L-13475

L-15613

L-15596

L-15647

L-15061

L-15597

L-15528

L-15268

L-15192

L-15293

L-14728

SO

LD

L-15680

L-15321

L-15032

L-15318


For full images and descriptions click on Photo

L-13464

L-15567

L-15339

L-13484

L-15208

L-13560

L-15414

L-14834

L-15400

L-12244

L-15303

L-15561

L-15568

L-15566

L-15562


A Tiffany Studios New York decorated Favrile glass “Stalactite” shade, made circa 1900. The shade features a band of yellow and white applied water flowers with delicately carved pistils and stamens. The flowers are surrounded by a lily pad and vine motif against an iridescent gold ground. The shade hangs elegantly from a patinated bronze pole and chain suspension fixture.

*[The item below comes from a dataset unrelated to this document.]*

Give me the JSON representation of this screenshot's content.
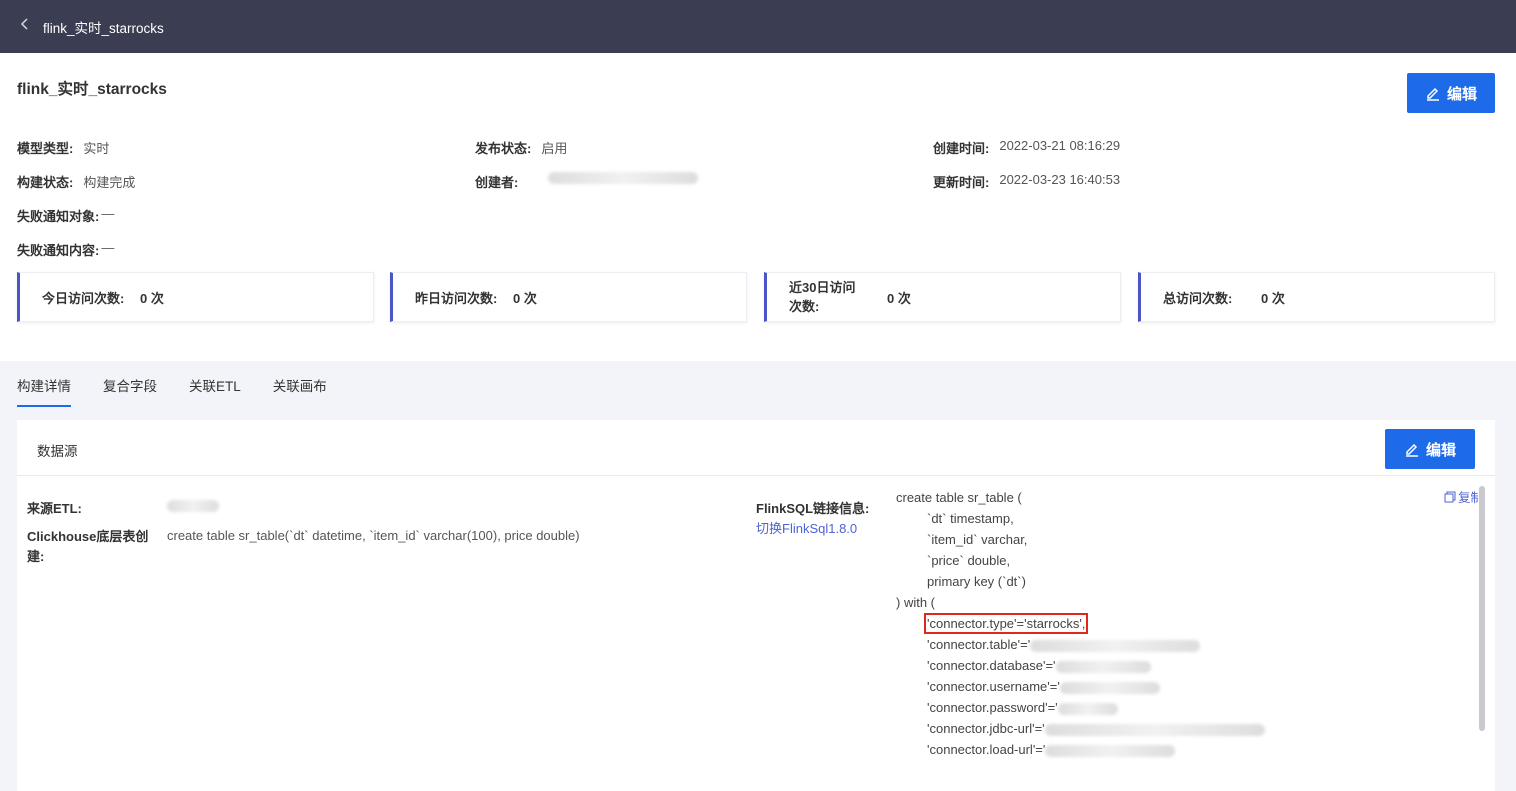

Tiffany decorated the Fountain Court in his Laurelton Hall home with a series of “Stalactite” shades with similar water flower decoration.

667 Madison Avenue New York, NY 10065 MackloweGallery.com Phone 212-644-6400 Fax 212-755-6143 Email@MackloweGallery.com

Water Lily Stalactite (L-15292)


The Art Of The Interior